Andrew McAfee: The fact that computers can now understand and respond to human speech, the fact that they can actually generate prose of decent quality, they can drive cars, they can win at Jeopardy. We're seeing technology demonstrate skills that it's never, ever done before.

And it is putting new categories of jobs in the sites of automation -- the 60 percent of the workforce that makes its living gathering and analyzing information. This piece of software called e-discovery is now used by law firms in the discovery portion of legal proceedings, a job that used to require hundreds of people sifting through boxes and boxes of documents.

We now have robots gathering intelligence and fighting wars, and robot computers trading stocks on Wall Street.

It's all part of a massive high tech industry that's contributed enormous productivity and wealth to the American economy but surprisingly little in the way of employment.

Andrew McAfee: We absolutely are creating new jobs, new companies, and entirely new industries these days. When Erik and I go out to Silicon Valley and look around, the scale and the pace of creation is astonishing. What these companies are not doing, though, is hiring a ton of people to help them with their work.

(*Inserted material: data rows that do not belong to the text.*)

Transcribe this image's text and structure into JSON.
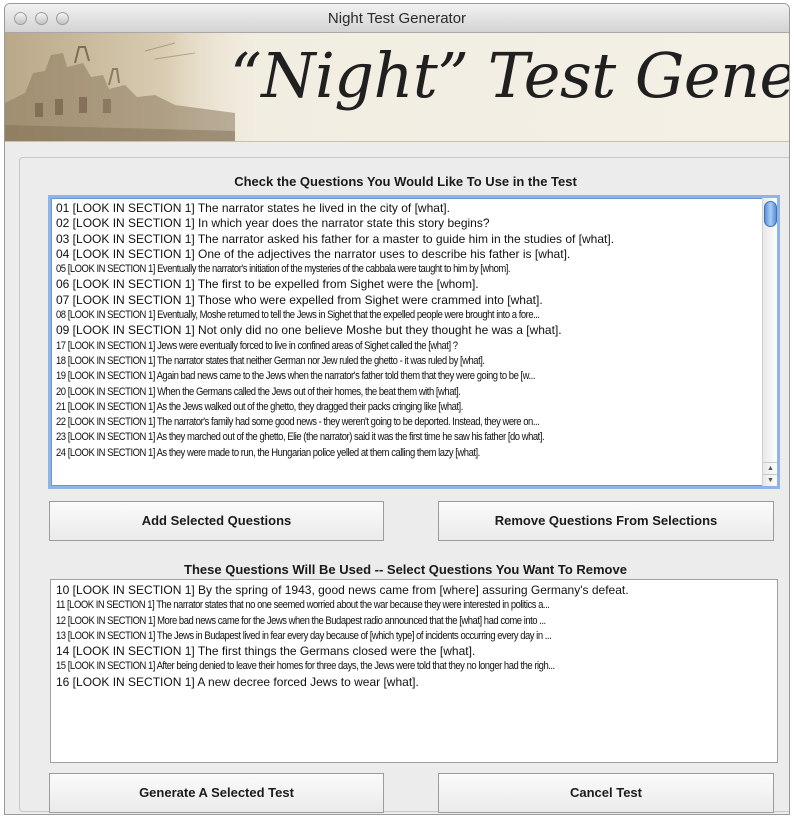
{
  "window": {
    "title": "Night Test Generator"
  },
  "banner": {
    "title": "“Night” Test Generator"
  },
  "available_section": {
    "label": "Check the Questions You Would Like To Use in the Test",
    "items": [
      "01 [LOOK IN SECTION 1]   The narrator states he lived in the city of [what].",
      "02 [LOOK IN SECTION 1]   In which year does the narrator state this story begins?",
      "03 [LOOK IN SECTION 1]   The narrator asked his father for a master to guide him in the studies of [what].",
      "04 [LOOK IN SECTION 1]   One of the adjectives the narrator uses to describe his father is [what].",
      "05 [LOOK IN SECTION 1]  Eventually the narrator's initiation of the mysteries of the cabbala were taught to him by [whom].",
      "06 [LOOK IN SECTION 1]   The first to be expelled from Sighet were the [whom].",
      "07 [LOOK IN SECTION 1]   Those who were expelled from Sighet were crammed into [what].",
      "08 [LOOK IN SECTION 1]  Eventually, Moshe returned to tell the Jews in Sighet that the expelled people were brought into a fore...",
      "09 [LOOK IN SECTION 1]   Not only did no one believe Moshe but they thought he was a [what].",
      "17 [LOOK IN SECTION 1]  Jews were eventually forced to live in confined areas of Sighet called the [what]  ?",
      "18 [LOOK IN SECTION 1]  The narrator states that neither German nor Jew ruled the ghetto - it was ruled by [what].",
      "19 [LOOK IN SECTION 1]  Again bad news came to the Jews when the narrator's father told them  that they were going to be [w...",
      "20 [LOOK IN SECTION 1]  When the Germans called the Jews out of their homes, the beat them with [what].",
      "21 [LOOK IN SECTION 1]  As the Jews walked out of the ghetto, they dragged their packs cringing like [what].",
      "22 [LOOK IN SECTION 1]  The narrator's family had some good news - they weren't going to be deported.  Instead, they were on...",
      "23 [LOOK IN SECTION 1]  As they marched out of the ghetto, Elie (the narrator) said it was the first time he saw his father [do what].",
      "24 [LOOK IN SECTION 1]  As they were made to run, the Hungarian police yelled at them calling them lazy [what]."
    ],
    "condensed": [
      false,
      false,
      false,
      false,
      true,
      false,
      false,
      true,
      false,
      true,
      true,
      true,
      true,
      true,
      true,
      true,
      true
    ]
  },
  "buttons": {
    "add": "Add Selected Questions",
    "remove": "Remove Questions From Selections",
    "generate": "Generate A Selected Test",
    "cancel": "Cancel Test"
  },
  "selected_section": {
    "label": "These Questions Will Be Used -- Select Questions You Want To Remove",
    "items": [
      "10 [LOOK IN SECTION 1]   By the spring of 1943, good news came from [where]   assuring Germany's defeat.",
      "11 [LOOK IN SECTION 1]   The narrator states that no one seemed worried about the war because they were interested in politics a...",
      "12 [LOOK IN SECTION 1]  More bad news came for the Jews when the Budapest radio announced that the [what]  had come into ...",
      "13 [LOOK IN SECTION 1]  The Jews in Budapest lived in fear every day because of [which type]  of incidents occurring every day in ...",
      "14 [LOOK IN SECTION 1]   The first things the Germans closed were the [what].",
      "15 [LOOK IN SECTION 1]  After being denied to leave their homes for three days, the Jews were told that they no longer had the righ...",
      "16 [LOOK IN SECTION 1]   A new decree forced Jews to wear [what]."
    ],
    "condensed": [
      false,
      true,
      true,
      true,
      false,
      true,
      false
    ]
  },
  "icons": {
    "scroll_up": "up-arrow-icon",
    "scroll_down": "down-arrow-icon"
  },
  "colors": {
    "focus_ring": "#8fb4e8",
    "scroll_thumb": "#5d92d9",
    "banner_bg": "#f2ede1"
  }
}
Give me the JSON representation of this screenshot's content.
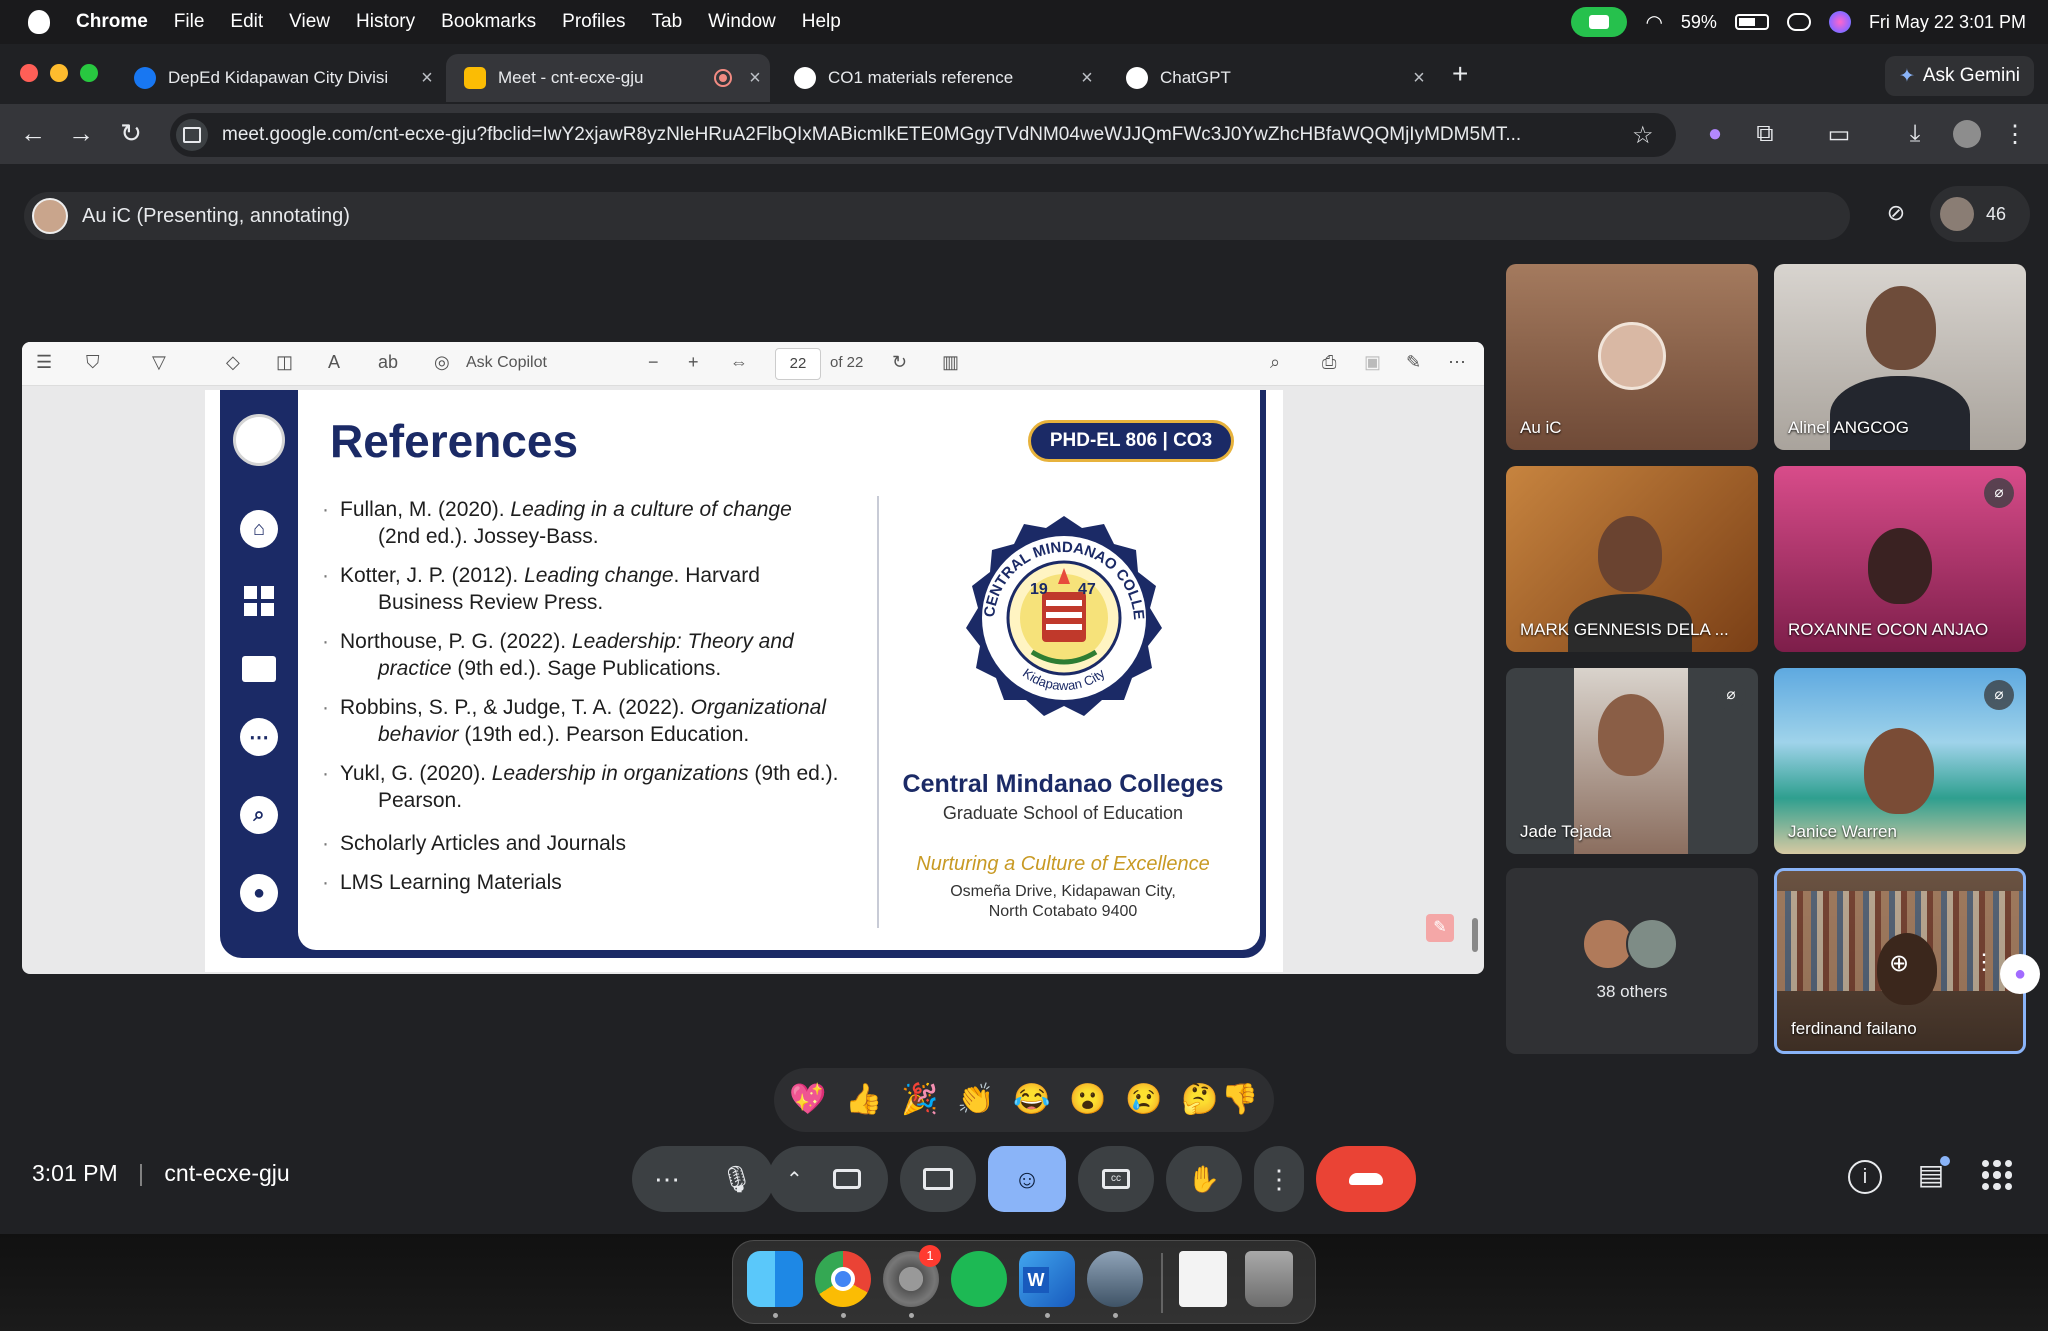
{
  "menubar": {
    "app": "Chrome",
    "items": [
      "File",
      "Edit",
      "View",
      "History",
      "Bookmarks",
      "Profiles",
      "Tab",
      "Window",
      "Help"
    ],
    "battery": "59%",
    "datetime": "Fri May 22  3:01 PM"
  },
  "tabs": [
    {
      "label": "DepEd Kidapawan City Divisi",
      "favicon_color": "#1877f2",
      "active": false
    },
    {
      "label": "Meet - cnt-ecxe-gju",
      "favicon_color": "#fbbc04",
      "active": true
    },
    {
      "label": "CO1 materials reference",
      "favicon_color": "#9aa0a6",
      "active": false
    },
    {
      "label": "ChatGPT",
      "favicon_color": "#9aa0a6",
      "active": false
    }
  ],
  "ask_gemini": "Ask Gemini",
  "address": {
    "url": "meet.google.com/cnt-ecxe-gju?fbclid=IwY2xjawR8yzNleHRuA2FlbQIxMABicmlkETE0MGgyTVdNM04weWJJQmFWc3J0YwZhcHBfaWQQMjIyMDM5MT..."
  },
  "meet": {
    "presenting_label": "Au iC (Presenting, annotating)",
    "participant_count": "46",
    "clock": "3:01 PM",
    "meeting_code": "cnt-ecxe-gju"
  },
  "pdf": {
    "ask_copilot": "Ask Copilot",
    "page": "22",
    "of_pages": "of 22"
  },
  "slide": {
    "title": "References",
    "badge": "PHD-EL 806 | CO3",
    "refs": [
      {
        "a": "Fullan, M. (2020). ",
        "b": "Leading in a culture of change",
        "c": "",
        "d": "(2nd ed.). Jossey-Bass."
      },
      {
        "a": "Kotter, J. P. (2012). ",
        "b": "Leading change",
        "c": ". Harvard",
        "d": "Business Review Press."
      },
      {
        "a": "Northouse, P. G. (2022). ",
        "b": "Leadership: Theory and",
        "c": "",
        "d_i": "practice",
        "d": " (9th ed.). Sage Publications."
      },
      {
        "a": "Robbins, S. P., & Judge, T. A. (2022). ",
        "b": "Organizational",
        "c": "",
        "d_i": "behavior",
        "d": " (19th ed.). Pearson Education."
      },
      {
        "a": "Yukl, G. (2020). ",
        "b": "Leadership in organizations",
        "c": " (9th ed.).",
        "d": "Pearson."
      }
    ],
    "extra_items": [
      "Scholarly Articles and Journals",
      "LMS Learning Materials"
    ],
    "seal_top": "CENTRAL MINDANAO COLLEGES",
    "seal_year_left": "19",
    "seal_year_right": "47",
    "seal_bottom": "Kidapawan City",
    "school": "Central Mindanao Colleges",
    "school_sub": "Graduate School of Education",
    "motto": "Nurturing a Culture of Excellence",
    "address_line1": "Osmeña Drive, Kidapawan City,",
    "address_line2": "North Cotabato 9400"
  },
  "participants": [
    {
      "name": "Au iC",
      "muted": false
    },
    {
      "name": "Alinel ANGCOG",
      "muted": false
    },
    {
      "name": "MARK GENNESIS DELA ...",
      "muted": false
    },
    {
      "name": "ROXANNE OCON ANJAO",
      "muted": true
    },
    {
      "name": "Jade Tejada",
      "muted": true
    },
    {
      "name": "Janice Warren",
      "muted": true
    },
    {
      "name": "38 others",
      "muted": false
    },
    {
      "name": "ferdinand failano",
      "muted": false
    }
  ],
  "reactions": [
    "💖",
    "👍",
    "🎉",
    "👏",
    "😂",
    "😮",
    "😢",
    "🤔",
    "👎"
  ]
}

Steve Kroft: Because they don't have them? Because they can't find them? Because they don't need them?

Andrew McAfee: Because they can't find everyone they need, but they don't need that many people to work in these incredibly large and influential companies. To make that concrete, Apple, Amazon, Facebook and Google are now all public companies. Combined, they have something close to $1 trillion in market capitalization. Together, the four of them employ fewer than 150,000 people, and that's less than the number of new entrants into the American workforce every month.

And it's roughly half the number of people that work for General Electric.

Ironically, one of the few bright spots is a modest rise in U.S. manufacturing: an early casualty of automation that is making a comeback because it. This Tesla factory in California turns out battery-powered cars, using state-of-the-art robots that can change tools and perform a multitude of different tasks negating some of the advantages of moving jobs offshore.

Annual investment by U.S. manufacturers in new technology has increased almost 30 percent since the recession ended, and research institutions and robotics companies, funded by venture capital, are constantly searching for innovations like the Roomba vacuum cleaner.

[Rodney Brooks: Traditional robots inside factories...]

That was the brain child of Rodney Brooks, a pioneer who ran the artificial intelligence lab at MIT, before launching iRobot one of the most successful robotics companies in the U.S. this is his latest progeny, a friendly, affordable chap named Baxter.

Rodney Brooks: It's meant to be able to go in a factory where they don't have robots at the moment. And ordinary workers can train it to do simple tasks.

Steve Kroft: Uh-huh. Such as?

Rodney Brooks: Well, a simple one is just-- for instance, picking stuff up off a conveyor belt. So it's going to go down and find the object and grab it and bring it over and put it to another spot.